## SUPPLIED INFORMATION
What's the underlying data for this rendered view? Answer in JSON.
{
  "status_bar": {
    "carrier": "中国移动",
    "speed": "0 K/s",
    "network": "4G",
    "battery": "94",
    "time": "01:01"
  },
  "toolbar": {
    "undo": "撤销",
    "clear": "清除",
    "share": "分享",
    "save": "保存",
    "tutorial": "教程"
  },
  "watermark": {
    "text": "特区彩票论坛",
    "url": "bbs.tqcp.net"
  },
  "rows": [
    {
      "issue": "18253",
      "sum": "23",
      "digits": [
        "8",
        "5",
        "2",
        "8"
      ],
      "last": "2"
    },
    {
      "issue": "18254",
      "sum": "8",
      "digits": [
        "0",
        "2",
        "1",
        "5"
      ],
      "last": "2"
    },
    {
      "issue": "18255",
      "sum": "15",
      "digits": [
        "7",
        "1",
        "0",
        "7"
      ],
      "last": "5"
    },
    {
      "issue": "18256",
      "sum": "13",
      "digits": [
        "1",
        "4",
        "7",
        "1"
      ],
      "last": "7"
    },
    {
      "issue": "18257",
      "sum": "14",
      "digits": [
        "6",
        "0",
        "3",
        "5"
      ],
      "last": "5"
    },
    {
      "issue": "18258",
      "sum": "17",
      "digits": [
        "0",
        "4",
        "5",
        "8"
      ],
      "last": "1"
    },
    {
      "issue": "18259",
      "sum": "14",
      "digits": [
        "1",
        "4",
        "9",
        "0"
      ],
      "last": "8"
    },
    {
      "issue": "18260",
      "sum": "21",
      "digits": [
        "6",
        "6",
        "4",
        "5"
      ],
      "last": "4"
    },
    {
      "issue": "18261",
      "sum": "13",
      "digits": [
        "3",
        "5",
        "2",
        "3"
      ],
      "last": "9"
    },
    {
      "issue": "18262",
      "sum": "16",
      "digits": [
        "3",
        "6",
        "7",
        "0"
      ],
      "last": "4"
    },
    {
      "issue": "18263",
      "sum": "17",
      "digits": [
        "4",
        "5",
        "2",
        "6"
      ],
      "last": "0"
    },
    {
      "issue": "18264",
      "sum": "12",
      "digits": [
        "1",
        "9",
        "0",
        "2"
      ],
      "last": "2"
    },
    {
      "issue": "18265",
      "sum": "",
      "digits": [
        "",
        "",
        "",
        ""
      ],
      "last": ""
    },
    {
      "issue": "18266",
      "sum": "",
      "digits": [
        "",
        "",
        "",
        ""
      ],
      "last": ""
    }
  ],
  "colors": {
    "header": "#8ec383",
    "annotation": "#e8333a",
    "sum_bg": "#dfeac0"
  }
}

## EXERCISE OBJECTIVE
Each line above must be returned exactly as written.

## WRITTEN SOLUTION
What's the underlying data for this rendered view? Answer in JSON.
{
  "status_bar": {
    "carrier": "中国移动",
    "speed": "0 K/s",
    "network": "4G",
    "battery": "94",
    "time": "01:01"
  },
  "toolbar": {
    "undo": "撤销",
    "clear": "清除",
    "share": "分享",
    "save": "保存",
    "tutorial": "教程"
  },
  "watermark": {
    "text": "特区彩票论坛",
    "url": "bbs.tqcp.net"
  },
  "rows": [
    {
      "issue": "18253",
      "sum": "23",
      "digits": [
        "8",
        "5",
        "2",
        "8"
      ],
      "last": "2"
    },
    {
      "issue": "18254",
      "sum": "8",
      "digits": [
        "0",
        "2",
        "1",
        "5"
      ],
      "last": "2"
    },
    {
      "issue": "18255",
      "sum": "15",
      "digits": [
        "7",
        "1",
        "0",
        "7"
      ],
      "last": "5"
    },
    {
      "issue": "18256",
      "sum": "13",
      "digits": [
        "1",
        "4",
        "7",
        "1"
      ],
      "last": "7"
    },
    {
      "issue": "18257",
      "sum": "14",
      "digits": [
        "6",
        "0",
        "3",
        "5"
      ],
      "last": "5"
    },
    {
      "issue": "18258",
      "sum": "17",
      "digits": [
        "0",
        "4",
        "5",
        "8"
      ],
      "last": "1"
    },
    {
      "issue": "18259",
      "sum": "14",
      "digits": [
        "1",
        "4",
        "9",
        "0"
      ],
      "last": "8"
    },
    {
      "issue": "18260",
      "sum": "21",
      "digits": [
        "6",
        "6",
        "4",
        "5"
      ],
      "last": "4"
    },
    {
      "issue": "18261",
      "sum": "13",
      "digits": [
        "3",
        "5",
        "2",
        "3"
      ],
      "last": "9"
    },
    {
      "issue": "18262",
      "sum": "16",
      "digits": [
        "3",
        "6",
        "7",
        "0"
      ],
      "last": "4"
    },
    {
      "issue": "18263",
      "sum": "17",
      "digits": [
        "4",
        "5",
        "2",
        "6"
      ],
      "last": "0"
    },
    {
      "issue": "18264",
      "sum": "12",
      "digits": [
        "1",
        "9",
        "0",
        "2"
      ],
      "last": "2"
    },
    {
      "issue": "18265",
      "sum": "",
      "digits": [
        "",
        "",
        "",
        ""
      ],
      "last": ""
    },
    {
      "issue": "18266",
      "sum": "",
      "digits": [
        "",
        "",
        "",
        ""
      ],
      "last": ""
    }
  ],
  "colors": {
    "header": "#8ec383",
    "annotation": "#e8333a",
    "sum_bg": "#dfeac0"
  }
}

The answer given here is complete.